Strong leadership is money in the bank

  • Published
  • By Maj. Gerald Stevenson
  • 52nd Comptroller Squadron
I am a big "Star Trek" fan and am a little suspicious of those who aren't.

On the show, there is a machine called a replicator. In theory, a replicator works by rearranging subatomic particles to form molecules and arranging those molecules to form the object. What a great concept for managing an organization's operational requirements. Just program some schematics in the computer and voilĂ  ... new furniture and plasma screens for everyone. Unfortunately, resource management doesn't work that way. There is a great deal of planning, strategizing and leadership involved. Since I have a finance background, I thought I would take a few lessons I have learned from some of the great leaders I have worked with and discuss them from a financial perspective.

I've been through a few fiscal year end closeouts and one thing is constant: those who have their projects ready to execute get the money first. Planning for the next end of the fiscal year should begin shortly after the previous one concludes. If an organization cannot quickly answer the question, "where can I spend the next dollar I receive," they will quickly fall prey to an organization that can. Without the assistance of a crystal ball, it's difficult to predict when the next quick-turn funding tasking, quality of life initiative or commanders' reserve call will pop up. Organizations that are prepared to consistently provide the best justification backed by the best data will consistently walk away the winner.
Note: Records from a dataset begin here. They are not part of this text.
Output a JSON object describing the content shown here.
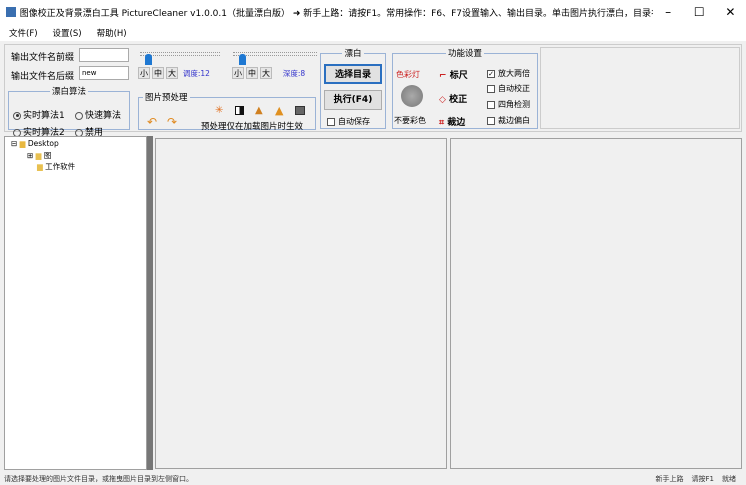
{
  "window": {
    "title": "图像校正及背景漂白工具 PictureCleaner v1.0.0.1（批量漂白版）  ➜ 新手上路：请按F1。常用操作：F6、F7设置输入、输出目录。单击图片执行漂白，目录名回车...",
    "minimize": "–",
    "maximize": "☐",
    "close": "✕"
  },
  "menu": [
    {
      "label": "文件(F)"
    },
    {
      "label": "设置(S)"
    },
    {
      "label": "帮助(H)"
    }
  ],
  "output": {
    "prefix_label": "输出文件名前缀",
    "prefix_value": "",
    "suffix_label": "输出文件名后缀",
    "suffix_value": "new"
  },
  "sliders": [
    {
      "sizes": [
        "小",
        "中",
        "大"
      ],
      "label": "调度:12",
      "value": 12
    },
    {
      "sizes": [
        "小",
        "中",
        "大"
      ],
      "label": "深度:8",
      "value": 8
    }
  ],
  "algo": {
    "title": "漂白算法",
    "options": [
      {
        "label": "实时算法1",
        "checked": true
      },
      {
        "label": "快速算法",
        "checked": false
      },
      {
        "label": "实时算法2",
        "checked": false
      },
      {
        "label": "禁用",
        "checked": false
      }
    ]
  },
  "preprocess": {
    "title": "图片预处理",
    "note": "预处理仅在加载图片时生效",
    "icons": [
      "undo-icon",
      "redo-icon",
      "brightness-icon",
      "contrast-icon",
      "levels-icon",
      "sharpen-icon",
      "color-adjust-icon"
    ]
  },
  "bleach": {
    "title": "漂白",
    "select_dir": "选择目录",
    "execute": "执行(F4)",
    "auto_save": "自动保存",
    "auto_save_checked": false
  },
  "features": {
    "title": "功能设置",
    "color_lamp": "色彩灯",
    "no_color": "不要彩色",
    "ruler": "标尺",
    "correct": "校正",
    "crop": "裁边",
    "checks": [
      {
        "label": "放大两倍",
        "checked": true
      },
      {
        "label": "自动校正",
        "checked": false
      },
      {
        "label": "四角检测",
        "checked": false
      },
      {
        "label": "裁边偏白",
        "checked": false
      }
    ]
  },
  "tree": {
    "root": "Desktop",
    "children": [
      {
        "label": "图",
        "expandable": true
      },
      {
        "label": "工作软件",
        "expandable": false
      }
    ]
  },
  "status": {
    "message": "请选择要处理的图片文件目录，或拖曳图片目录到左侧窗口。",
    "help1": "新手上路",
    "help2": "请按F1",
    "state": "就绪"
  },
  "colors": {
    "accent": "#1e78d2",
    "label_blue": "#3333cc",
    "red": "#cc2222"
  }
}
According to Sir Isaac Newton's third law of motion, for every action there is an equal and opposite reaction. This is remarkably applicable to financial leadership. An organization is expected to accomplish its mission with its allocated resources, and leaders seldom have enough manpower, time or money to accomplish their mission. As a result, operating within a finite budget becomes a balancing act. Taking on new projects often results in pulling funds from other projects.

The success of an organization's ability to accomplish its mission often comes down to the ability of leaders at all levels to effectively balance the organization's shortfalls. Developing a comprehensive multi-year plan for improving the organization is critical. This includes a prioritized list of requirements that can be accomplished today and those that will be accomplished in the future. Remember that a vision without resources is an illusion, but strong leadership can turn the illusion into reality.

The vast majority of choices that get people in trouble include alcohol, drugs, sex and of course money. There are countless examples of people in the Department of Defense who have sacrificed integrity for personal gain or have simply made uninformed choices. As members of the armed forces, we are all stewards of the taxpayer's dollars and ultimately their trust.

The key to retaining this trust is ensuring we all put forth an honest effort to do what is right. Our actions should be transparent and credible. In short, if the results of our decisions end up on the front page of newspapers, could we defend them in good conscience? When you see people heading down the wrong path, correct them and hold them accountable. If that person is you, remember Airmen will not trust a leader who does not consider himself accountable for his own actions.

Budgetary constraints, manpower reductions, and doing more with less are now a routine part of the way we do business. As we head toward leaner times, the immortal words of Winston Churchill have never rung truer, "we are out of money, now we have to think."

The Air Force has managed to get through every fiscal year since 1947, and I have a good feeling we'll make it again this year. However, through all the uncertainty, one thing remains constant ... strong leadership is money in the bank.